=== Exercise data ===
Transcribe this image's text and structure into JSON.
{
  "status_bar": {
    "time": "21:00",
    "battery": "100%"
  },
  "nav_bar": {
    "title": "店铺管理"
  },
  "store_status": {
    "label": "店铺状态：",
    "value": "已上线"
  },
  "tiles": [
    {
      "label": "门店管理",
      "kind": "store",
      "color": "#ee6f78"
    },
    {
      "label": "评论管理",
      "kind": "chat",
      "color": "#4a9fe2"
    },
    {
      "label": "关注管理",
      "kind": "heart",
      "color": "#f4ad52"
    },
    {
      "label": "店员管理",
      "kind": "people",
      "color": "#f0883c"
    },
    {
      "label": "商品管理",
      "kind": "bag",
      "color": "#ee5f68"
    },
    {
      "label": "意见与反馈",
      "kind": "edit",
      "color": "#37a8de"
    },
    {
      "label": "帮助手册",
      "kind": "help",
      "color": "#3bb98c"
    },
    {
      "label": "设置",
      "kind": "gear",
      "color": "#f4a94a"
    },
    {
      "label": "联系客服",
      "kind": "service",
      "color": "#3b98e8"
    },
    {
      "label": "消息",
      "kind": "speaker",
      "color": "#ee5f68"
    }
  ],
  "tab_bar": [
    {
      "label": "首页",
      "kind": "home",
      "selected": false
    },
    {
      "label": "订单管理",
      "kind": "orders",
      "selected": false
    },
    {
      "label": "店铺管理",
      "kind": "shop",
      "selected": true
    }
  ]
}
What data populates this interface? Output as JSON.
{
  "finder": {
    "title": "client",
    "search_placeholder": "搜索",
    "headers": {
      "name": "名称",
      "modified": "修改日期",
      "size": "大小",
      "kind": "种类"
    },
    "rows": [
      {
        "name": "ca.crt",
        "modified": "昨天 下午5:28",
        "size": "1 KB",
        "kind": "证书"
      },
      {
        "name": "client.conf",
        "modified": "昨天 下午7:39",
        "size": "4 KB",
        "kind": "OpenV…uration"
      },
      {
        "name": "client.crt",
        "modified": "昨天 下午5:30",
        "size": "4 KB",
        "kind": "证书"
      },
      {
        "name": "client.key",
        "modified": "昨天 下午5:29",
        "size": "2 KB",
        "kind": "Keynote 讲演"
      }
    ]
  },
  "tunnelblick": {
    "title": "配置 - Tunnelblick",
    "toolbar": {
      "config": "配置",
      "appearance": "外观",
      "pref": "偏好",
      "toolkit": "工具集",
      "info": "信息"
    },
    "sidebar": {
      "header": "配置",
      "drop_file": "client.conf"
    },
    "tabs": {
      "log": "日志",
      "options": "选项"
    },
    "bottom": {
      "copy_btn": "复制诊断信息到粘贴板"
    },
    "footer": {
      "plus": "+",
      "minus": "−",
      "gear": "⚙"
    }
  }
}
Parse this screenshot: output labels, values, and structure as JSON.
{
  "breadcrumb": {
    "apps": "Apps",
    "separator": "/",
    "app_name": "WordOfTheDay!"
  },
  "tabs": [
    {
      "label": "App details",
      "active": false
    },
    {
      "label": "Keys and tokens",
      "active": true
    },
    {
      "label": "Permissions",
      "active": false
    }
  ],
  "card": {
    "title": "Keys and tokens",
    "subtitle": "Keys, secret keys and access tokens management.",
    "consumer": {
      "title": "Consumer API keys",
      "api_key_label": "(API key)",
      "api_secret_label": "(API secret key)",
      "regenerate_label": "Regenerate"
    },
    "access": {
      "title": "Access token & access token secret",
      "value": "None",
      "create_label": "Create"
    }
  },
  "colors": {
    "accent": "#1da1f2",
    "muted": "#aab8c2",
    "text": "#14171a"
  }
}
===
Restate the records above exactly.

## Completed task
Transcribe this image's text and structure into JSON.
{
  "status_bar": {
    "time": "21:00",
    "battery": "100%"
  },
  "nav_bar": {
    "title": "店铺管理"
  },
  "store_status": {
    "label": "店铺状态：",
    "value": "已上线"
  },
  "tiles": [
    {
      "label": "门店管理",
      "kind": "store",
      "color": "#ee6f78"
    },
    {
      "label": "评论管理",
      "kind": "chat",
      "color": "#4a9fe2"
    },
    {
      "label": "关注管理",
      "kind": "heart",
      "color": "#f4ad52"
    },
    {
      "label": "店员管理",
      "kind": "people",
      "color": "#f0883c"
    },
    {
      "label": "商品管理",
      "kind": "bag",
      "color": "#ee5f68"
    },
    {
      "label": "意见与反馈",
      "kind": "edit",
      "color": "#37a8de"
    },
    {
      "label": "帮助手册",
      "kind": "help",
      "color": "#3bb98c"
    },
    {
      "label": "设置",
      "kind": "gear",
      "color": "#f4a94a"
    },
    {
      "label": "联系客服",
      "kind": "service",
      "color": "#3b98e8"
    },
    {
      "label": "消息",
      "kind": "speaker",
      "color": "#ee5f68"
    }
  ],
  "tab_bar": [
    {
      "label": "首页",
      "kind": "home",
      "selected": false
    },
    {
      "label": "订单管理",
      "kind": "orders",
      "selected": false
    },
    {
      "label": "店铺管理",
      "kind": "shop",
      "selected": true
    }
  ]
}
What data populates this interface? Output as JSON.
{
  "finder": {
    "title": "client",
    "search_placeholder": "搜索",
    "headers": {
      "name": "名称",
      "modified": "修改日期",
      "size": "大小",
      "kind": "种类"
    },
    "rows": [
      {
        "name": "ca.crt",
        "modified": "昨天 下午5:28",
        "size": "1 KB",
        "kind": "证书"
      },
      {
        "name": "client.conf",
        "modified": "昨天 下午7:39",
        "size": "4 KB",
        "kind": "OpenV…uration"
      },
      {
        "name": "client.crt",
        "modified": "昨天 下午5:30",
        "size": "4 KB",
        "kind": "证书"
      },
      {
        "name": "client.key",
        "modified": "昨天 下午5:29",
        "size": "2 KB",
        "kind": "Keynote 讲演"
      }
    ]
  },
  "tunnelblick": {
    "title": "配置 - Tunnelblick",
    "toolbar": {
      "config": "配置",
      "appearance": "外观",
      "pref": "偏好",
      "toolkit": "工具集",
      "info": "信息"
    },
    "sidebar": {
      "header": "配置",
      "drop_file": "client.conf"
    },
    "tabs": {
      "log": "日志",
      "options": "选项"
    },
    "bottom": {
      "copy_btn": "复制诊断信息到粘贴板"
    },
    "footer": {
      "plus": "+",
      "minus": "−",
      "gear": "⚙"
    }
  }
}
Parse this screenshot: output labels, values, and structure as JSON.
{
  "breadcrumb": {
    "apps": "Apps",
    "separator": "/",
    "app_name": "WordOfTheDay!"
  },
  "tabs": [
    {
      "label": "App details",
      "active": false
    },
    {
      "label": "Keys and tokens",
      "active": true
    },
    {
      "label": "Permissions",
      "active": false
    }
  ],
  "card": {
    "title": "Keys and tokens",
    "subtitle": "Keys, secret keys and access tokens management.",
    "consumer": {
      "title": "Consumer API keys",
      "api_key_label": "(API key)",
      "api_secret_label": "(API secret key)",
      "regenerate_label": "Regenerate"
    },
    "access": {
      "title": "Access token & access token secret",
      "value": "None",
      "create_label": "Create"
    }
  },
  "colors": {
    "accent": "#1da1f2",
    "muted": "#aab8c2",
    "text": "#14171a"
  }
}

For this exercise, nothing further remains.